→ Problem requirements
The records must be returned word for word.

═══

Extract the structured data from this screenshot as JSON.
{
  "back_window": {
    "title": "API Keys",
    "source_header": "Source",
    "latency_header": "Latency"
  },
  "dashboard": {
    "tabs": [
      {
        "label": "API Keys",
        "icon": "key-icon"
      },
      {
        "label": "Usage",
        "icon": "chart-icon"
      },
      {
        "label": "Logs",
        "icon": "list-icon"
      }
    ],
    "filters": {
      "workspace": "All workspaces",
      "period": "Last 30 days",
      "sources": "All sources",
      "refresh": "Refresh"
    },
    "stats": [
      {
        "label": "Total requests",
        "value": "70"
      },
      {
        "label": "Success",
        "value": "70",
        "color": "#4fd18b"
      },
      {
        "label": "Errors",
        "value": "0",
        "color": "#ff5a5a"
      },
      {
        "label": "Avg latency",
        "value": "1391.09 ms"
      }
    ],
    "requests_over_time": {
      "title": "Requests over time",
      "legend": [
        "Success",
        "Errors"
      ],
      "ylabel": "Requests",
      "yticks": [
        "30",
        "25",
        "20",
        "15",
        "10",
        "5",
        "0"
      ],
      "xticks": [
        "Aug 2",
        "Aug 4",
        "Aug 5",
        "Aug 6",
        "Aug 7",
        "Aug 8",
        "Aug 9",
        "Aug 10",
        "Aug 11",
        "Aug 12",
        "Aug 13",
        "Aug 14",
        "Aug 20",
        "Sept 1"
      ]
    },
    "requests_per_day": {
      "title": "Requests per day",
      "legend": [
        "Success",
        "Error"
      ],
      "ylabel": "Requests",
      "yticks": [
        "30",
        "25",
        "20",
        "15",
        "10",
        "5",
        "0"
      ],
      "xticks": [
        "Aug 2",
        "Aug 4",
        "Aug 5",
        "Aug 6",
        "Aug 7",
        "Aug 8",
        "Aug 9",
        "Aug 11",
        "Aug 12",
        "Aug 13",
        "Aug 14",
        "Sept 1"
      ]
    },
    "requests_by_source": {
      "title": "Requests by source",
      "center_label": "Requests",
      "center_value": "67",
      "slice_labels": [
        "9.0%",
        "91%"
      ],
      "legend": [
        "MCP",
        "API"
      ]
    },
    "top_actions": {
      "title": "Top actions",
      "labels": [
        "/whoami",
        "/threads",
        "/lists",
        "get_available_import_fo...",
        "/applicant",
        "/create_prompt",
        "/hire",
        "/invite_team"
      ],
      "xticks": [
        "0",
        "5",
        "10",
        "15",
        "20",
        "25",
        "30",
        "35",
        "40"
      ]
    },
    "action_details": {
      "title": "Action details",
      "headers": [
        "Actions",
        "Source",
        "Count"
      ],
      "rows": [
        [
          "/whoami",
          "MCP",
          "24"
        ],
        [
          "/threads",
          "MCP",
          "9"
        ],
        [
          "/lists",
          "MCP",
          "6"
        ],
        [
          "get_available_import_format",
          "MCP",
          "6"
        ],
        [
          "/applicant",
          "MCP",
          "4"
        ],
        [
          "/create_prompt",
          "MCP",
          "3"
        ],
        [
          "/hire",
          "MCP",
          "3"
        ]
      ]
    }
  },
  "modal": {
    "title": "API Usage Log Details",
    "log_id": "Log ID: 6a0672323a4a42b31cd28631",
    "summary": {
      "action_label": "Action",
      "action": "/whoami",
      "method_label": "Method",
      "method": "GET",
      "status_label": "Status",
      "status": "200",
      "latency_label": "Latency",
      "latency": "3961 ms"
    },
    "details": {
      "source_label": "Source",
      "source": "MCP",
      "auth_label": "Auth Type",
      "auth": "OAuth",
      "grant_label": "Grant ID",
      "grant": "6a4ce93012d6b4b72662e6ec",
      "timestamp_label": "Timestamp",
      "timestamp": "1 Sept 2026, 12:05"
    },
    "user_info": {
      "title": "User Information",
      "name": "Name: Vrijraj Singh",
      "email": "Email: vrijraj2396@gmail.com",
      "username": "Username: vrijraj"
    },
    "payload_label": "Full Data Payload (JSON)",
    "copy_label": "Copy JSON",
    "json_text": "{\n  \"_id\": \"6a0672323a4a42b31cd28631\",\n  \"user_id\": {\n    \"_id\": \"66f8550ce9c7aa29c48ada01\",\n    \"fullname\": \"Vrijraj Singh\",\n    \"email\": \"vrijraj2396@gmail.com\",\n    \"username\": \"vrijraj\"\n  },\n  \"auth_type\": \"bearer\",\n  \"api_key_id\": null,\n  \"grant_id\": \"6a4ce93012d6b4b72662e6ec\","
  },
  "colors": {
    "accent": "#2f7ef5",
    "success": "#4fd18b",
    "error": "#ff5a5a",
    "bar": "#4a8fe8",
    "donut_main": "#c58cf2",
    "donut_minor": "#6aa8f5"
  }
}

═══

→ Response below
Extract the structured data from this screenshot as JSON.
{
  "back_window": {
    "title": "API Keys",
    "source_header": "Source",
    "latency_header": "Latency"
  },
  "dashboard": {
    "tabs": [
      {
        "label": "API Keys",
        "icon": "key-icon"
      },
      {
        "label": "Usage",
        "icon": "chart-icon"
      },
      {
        "label": "Logs",
        "icon": "list-icon"
      }
    ],
    "filters": {
      "workspace": "All workspaces",
      "period": "Last 30 days",
      "sources": "All sources",
      "refresh": "Refresh"
    },
    "stats": [
      {
        "label": "Total requests",
        "value": "70"
      },
      {
        "label": "Success",
        "value": "70",
        "color": "#4fd18b"
      },
      {
        "label": "Errors",
        "value": "0",
        "color": "#ff5a5a"
      },
      {
        "label": "Avg latency",
        "value": "1391.09 ms"
      }
    ],
    "requests_over_time": {
      "title": "Requests over time",
      "legend": [
        "Success",
        "Errors"
      ],
      "ylabel": "Requests",
      "yticks": [
        "30",
        "25",
        "20",
        "15",
        "10",
        "5",
        "0"
      ],
      "xticks": [
        "Aug 2",
        "Aug 4",
        "Aug 5",
        "Aug 6",
        "Aug 7",
        "Aug 8",
        "Aug 9",
        "Aug 10",
        "Aug 11",
        "Aug 12",
        "Aug 13",
        "Aug 14",
        "Aug 20",
        "Sept 1"
      ]
    },
    "requests_per_day": {
      "title": "Requests per day",
      "legend": [
        "Success",
        "Error"
      ],
      "ylabel": "Requests",
      "yticks": [
        "30",
        "25",
        "20",
        "15",
        "10",
        "5",
        "0"
      ],
      "xticks": [
        "Aug 2",
        "Aug 4",
        "Aug 5",
        "Aug 6",
        "Aug 7",
        "Aug 8",
        "Aug 9",
        "Aug 11",
        "Aug 12",
        "Aug 13",
        "Aug 14",
        "Sept 1"
      ]
    },
    "requests_by_source": {
      "title": "Requests by source",
      "center_label": "Requests",
      "center_value": "67",
      "slice_labels": [
        "9.0%",
        "91%"
      ],
      "legend": [
        "MCP",
        "API"
      ]
    },
    "top_actions": {
      "title": "Top actions",
      "labels": [
        "/whoami",
        "/threads",
        "/lists",
        "get_available_import_fo...",
        "/applicant",
        "/create_prompt",
        "/hire",
        "/invite_team"
      ],
      "xticks": [
        "0",
        "5",
        "10",
        "15",
        "20",
        "25",
        "30",
        "35",
        "40"
      ]
    },
    "action_details": {
      "title": "Action details",
      "headers": [
        "Actions",
        "Source",
        "Count"
      ],
      "rows": [
        [
          "/whoami",
          "MCP",
          "24"
        ],
        [
          "/threads",
          "MCP",
          "9"
        ],
        [
          "/lists",
          "MCP",
          "6"
        ],
        [
          "get_available_import_format",
          "MCP",
          "6"
        ],
        [
          "/applicant",
          "MCP",
          "4"
        ],
        [
          "/create_prompt",
          "MCP",
          "3"
        ],
        [
          "/hire",
          "MCP",
          "3"
        ]
      ]
    }
  },
  "modal": {
    "title": "API Usage Log Details",
    "log_id": "Log ID: 6a0672323a4a42b31cd28631",
    "summary": {
      "action_label": "Action",
      "action": "/whoami",
      "method_label": "Method",
      "method": "GET",
      "status_label": "Status",
      "status": "200",
      "latency_label": "Latency",
      "latency": "3961 ms"
    },
    "details": {
      "source_label": "Source",
      "source": "MCP",
      "auth_label": "Auth Type",
      "auth": "OAuth",
      "grant_label": "Grant ID",
      "grant": "6a4ce93012d6b4b72662e6ec",
      "timestamp_label": "Timestamp",
      "timestamp": "1 Sept 2026, 12:05"
    },
    "user_info": {
      "title": "User Information",
      "name": "Name: Vrijraj Singh",
      "email": "Email: vrijraj2396@gmail.com",
      "username": "Username: vrijraj"
    },
    "payload_label": "Full Data Payload (JSON)",
    "copy_label": "Copy JSON",
    "json_text": "{\n  \"_id\": \"6a0672323a4a42b31cd28631\",\n  \"user_id\": {\n    \"_id\": \"66f8550ce9c7aa29c48ada01\",\n    \"fullname\": \"Vrijraj Singh\",\n    \"email\": \"vrijraj2396@gmail.com\",\n    \"username\": \"vrijraj\"\n  },\n  \"auth_type\": \"bearer\",\n  \"api_key_id\": null,\n  \"grant_id\": \"6a4ce93012d6b4b72662e6ec\","
  },
  "colors": {
    "accent": "#2f7ef5",
    "success": "#4fd18b",
    "error": "#ff5a5a",
    "bar": "#4a8fe8",
    "donut_main": "#c58cf2",
    "donut_minor": "#6aa8f5"
  }
}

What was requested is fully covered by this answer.